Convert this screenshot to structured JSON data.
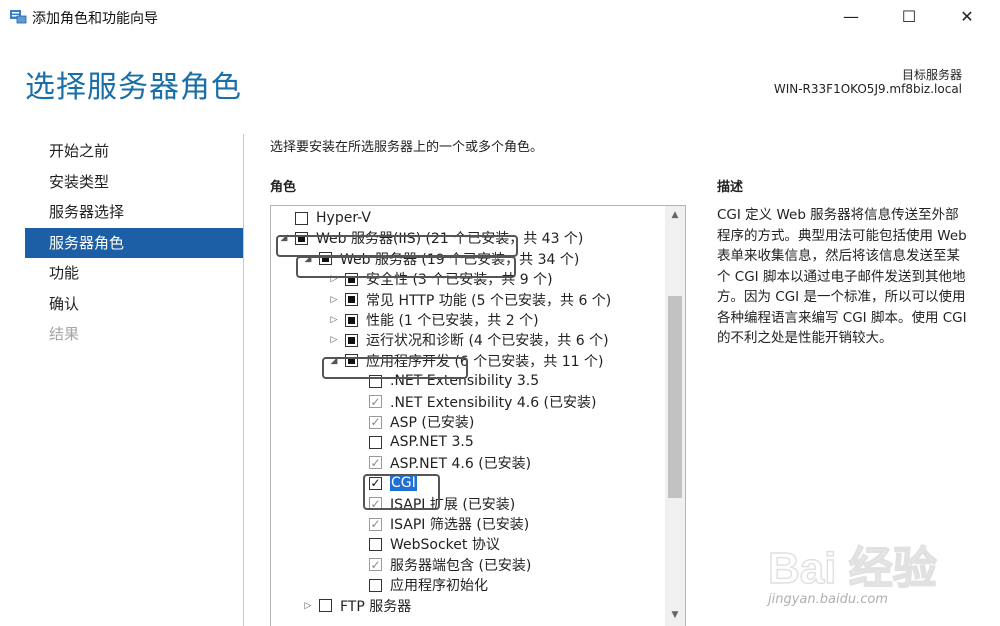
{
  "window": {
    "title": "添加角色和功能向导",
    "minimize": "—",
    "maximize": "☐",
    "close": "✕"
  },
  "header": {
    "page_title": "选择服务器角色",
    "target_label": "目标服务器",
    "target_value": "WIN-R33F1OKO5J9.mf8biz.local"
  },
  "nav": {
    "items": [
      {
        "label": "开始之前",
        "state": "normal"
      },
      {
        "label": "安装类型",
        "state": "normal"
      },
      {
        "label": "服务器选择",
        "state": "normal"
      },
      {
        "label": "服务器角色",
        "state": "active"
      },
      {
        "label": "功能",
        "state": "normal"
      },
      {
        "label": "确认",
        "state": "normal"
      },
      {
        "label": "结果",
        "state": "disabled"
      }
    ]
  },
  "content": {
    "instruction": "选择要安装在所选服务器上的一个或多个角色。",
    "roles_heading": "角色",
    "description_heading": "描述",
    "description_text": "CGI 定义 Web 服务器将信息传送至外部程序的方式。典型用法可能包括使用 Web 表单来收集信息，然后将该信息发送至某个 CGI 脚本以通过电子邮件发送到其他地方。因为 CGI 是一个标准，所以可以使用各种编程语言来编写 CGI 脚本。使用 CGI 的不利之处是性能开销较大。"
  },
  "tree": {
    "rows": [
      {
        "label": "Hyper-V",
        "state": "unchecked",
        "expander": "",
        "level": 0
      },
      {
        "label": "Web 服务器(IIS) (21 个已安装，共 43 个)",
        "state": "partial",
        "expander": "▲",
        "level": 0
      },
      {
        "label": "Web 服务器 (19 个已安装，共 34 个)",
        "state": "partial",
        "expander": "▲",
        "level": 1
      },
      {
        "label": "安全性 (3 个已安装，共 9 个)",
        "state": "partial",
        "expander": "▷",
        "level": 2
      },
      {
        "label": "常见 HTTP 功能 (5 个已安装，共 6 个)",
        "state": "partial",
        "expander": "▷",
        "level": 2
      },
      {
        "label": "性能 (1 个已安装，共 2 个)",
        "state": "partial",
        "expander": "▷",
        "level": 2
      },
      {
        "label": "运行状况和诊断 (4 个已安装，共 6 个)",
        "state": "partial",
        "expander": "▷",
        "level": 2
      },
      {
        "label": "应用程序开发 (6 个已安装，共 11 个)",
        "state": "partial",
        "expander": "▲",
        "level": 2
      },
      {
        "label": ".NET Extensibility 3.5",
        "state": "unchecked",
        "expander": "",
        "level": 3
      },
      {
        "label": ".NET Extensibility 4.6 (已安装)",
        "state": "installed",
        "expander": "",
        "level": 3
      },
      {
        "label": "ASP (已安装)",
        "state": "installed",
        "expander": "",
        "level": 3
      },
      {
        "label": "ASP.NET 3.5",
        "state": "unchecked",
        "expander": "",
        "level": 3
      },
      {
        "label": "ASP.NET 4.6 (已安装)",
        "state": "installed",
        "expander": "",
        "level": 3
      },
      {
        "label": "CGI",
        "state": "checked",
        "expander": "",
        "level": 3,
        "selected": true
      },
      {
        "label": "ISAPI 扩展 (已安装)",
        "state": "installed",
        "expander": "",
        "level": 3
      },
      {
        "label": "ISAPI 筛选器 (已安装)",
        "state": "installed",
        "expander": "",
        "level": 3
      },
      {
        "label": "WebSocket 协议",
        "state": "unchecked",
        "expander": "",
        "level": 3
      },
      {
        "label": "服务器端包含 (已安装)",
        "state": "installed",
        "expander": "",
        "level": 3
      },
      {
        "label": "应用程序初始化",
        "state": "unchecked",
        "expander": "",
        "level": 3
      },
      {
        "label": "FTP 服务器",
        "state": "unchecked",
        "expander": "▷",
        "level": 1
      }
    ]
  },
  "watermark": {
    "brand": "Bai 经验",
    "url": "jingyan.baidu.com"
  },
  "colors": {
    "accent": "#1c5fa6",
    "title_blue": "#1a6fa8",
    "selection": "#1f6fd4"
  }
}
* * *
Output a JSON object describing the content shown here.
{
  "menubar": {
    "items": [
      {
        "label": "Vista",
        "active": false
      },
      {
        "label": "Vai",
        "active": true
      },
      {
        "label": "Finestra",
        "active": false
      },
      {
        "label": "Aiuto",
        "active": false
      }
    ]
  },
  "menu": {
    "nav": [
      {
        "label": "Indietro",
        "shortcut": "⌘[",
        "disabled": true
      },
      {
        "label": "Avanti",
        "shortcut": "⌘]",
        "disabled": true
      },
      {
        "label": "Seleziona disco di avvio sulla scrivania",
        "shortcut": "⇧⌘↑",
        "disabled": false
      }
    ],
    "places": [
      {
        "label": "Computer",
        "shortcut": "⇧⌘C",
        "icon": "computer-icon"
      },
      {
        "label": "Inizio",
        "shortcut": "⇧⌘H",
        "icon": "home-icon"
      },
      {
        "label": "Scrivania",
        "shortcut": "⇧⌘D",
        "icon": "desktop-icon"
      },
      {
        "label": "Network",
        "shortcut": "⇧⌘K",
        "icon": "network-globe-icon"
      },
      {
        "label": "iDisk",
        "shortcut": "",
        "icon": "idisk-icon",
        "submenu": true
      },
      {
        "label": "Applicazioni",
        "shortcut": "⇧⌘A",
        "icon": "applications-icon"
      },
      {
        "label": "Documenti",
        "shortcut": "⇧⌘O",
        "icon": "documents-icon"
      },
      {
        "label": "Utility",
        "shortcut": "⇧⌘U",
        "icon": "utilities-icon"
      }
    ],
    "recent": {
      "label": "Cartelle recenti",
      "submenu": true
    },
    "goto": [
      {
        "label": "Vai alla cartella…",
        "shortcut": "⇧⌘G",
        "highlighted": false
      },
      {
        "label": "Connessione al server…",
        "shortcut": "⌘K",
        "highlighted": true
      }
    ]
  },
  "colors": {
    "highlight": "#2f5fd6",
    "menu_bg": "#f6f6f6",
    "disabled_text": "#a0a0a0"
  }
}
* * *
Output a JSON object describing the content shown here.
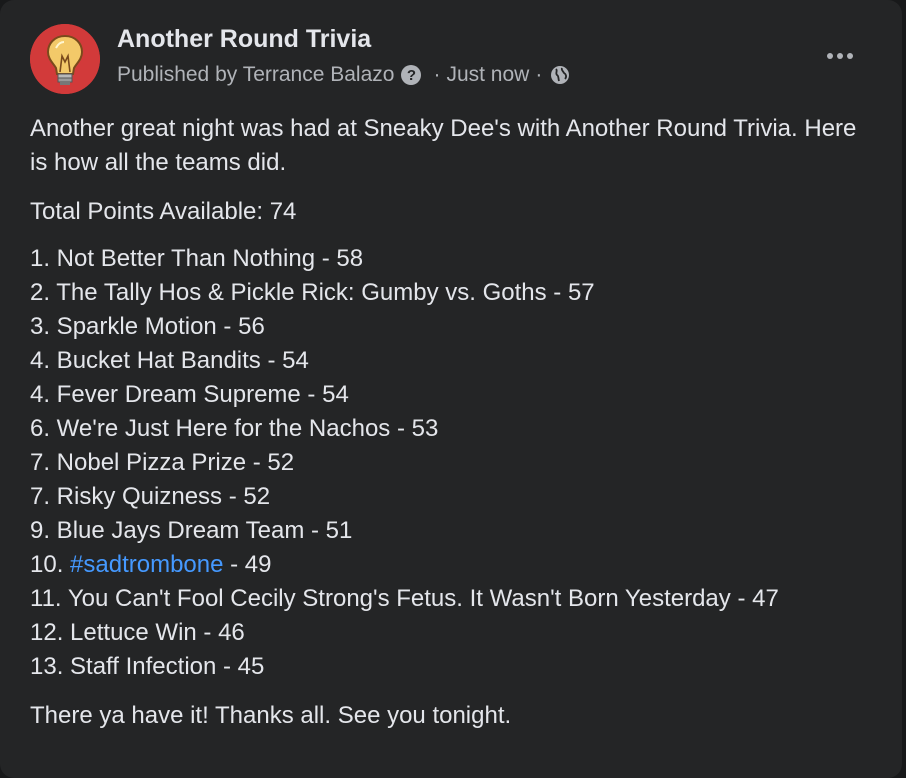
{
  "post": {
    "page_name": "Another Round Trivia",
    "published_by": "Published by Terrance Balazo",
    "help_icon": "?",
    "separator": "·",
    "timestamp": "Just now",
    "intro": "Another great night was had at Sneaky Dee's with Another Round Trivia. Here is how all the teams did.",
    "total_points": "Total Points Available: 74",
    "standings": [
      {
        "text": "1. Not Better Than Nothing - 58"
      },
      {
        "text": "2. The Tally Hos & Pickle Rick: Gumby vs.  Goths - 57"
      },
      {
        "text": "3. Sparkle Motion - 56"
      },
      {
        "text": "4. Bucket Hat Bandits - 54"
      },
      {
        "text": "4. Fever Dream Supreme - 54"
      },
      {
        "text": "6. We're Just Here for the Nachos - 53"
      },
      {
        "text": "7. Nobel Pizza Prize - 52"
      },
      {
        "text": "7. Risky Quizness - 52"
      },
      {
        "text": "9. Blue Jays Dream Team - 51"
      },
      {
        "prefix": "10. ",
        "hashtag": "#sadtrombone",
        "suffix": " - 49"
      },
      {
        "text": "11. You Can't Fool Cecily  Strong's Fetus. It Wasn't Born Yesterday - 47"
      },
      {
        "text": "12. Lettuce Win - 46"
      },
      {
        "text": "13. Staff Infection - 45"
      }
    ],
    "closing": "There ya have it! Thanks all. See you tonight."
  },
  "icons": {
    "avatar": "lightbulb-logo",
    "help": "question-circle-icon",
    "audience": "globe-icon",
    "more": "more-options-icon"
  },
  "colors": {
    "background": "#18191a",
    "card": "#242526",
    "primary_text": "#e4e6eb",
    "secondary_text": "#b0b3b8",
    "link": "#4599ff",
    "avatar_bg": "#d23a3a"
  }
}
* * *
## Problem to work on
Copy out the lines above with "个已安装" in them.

## Result for this task
        "label": "Web 服务器(IIS) (21 个已安装，共 43 个)",
        "label": "Web 服务器 (19 个已安装，共 34 个)",
        "label": "安全性 (3 个已安装，共 9 个)",
        "label": "常见 HTTP 功能 (5 个已安装，共 6 个)",
        "label": "性能 (1 个已安装，共 2 个)",
        "label": "运行状况和诊断 (4 个已安装，共 6 个)",
        "label": "应用程序开发 (6 个已安装，共 11 个)",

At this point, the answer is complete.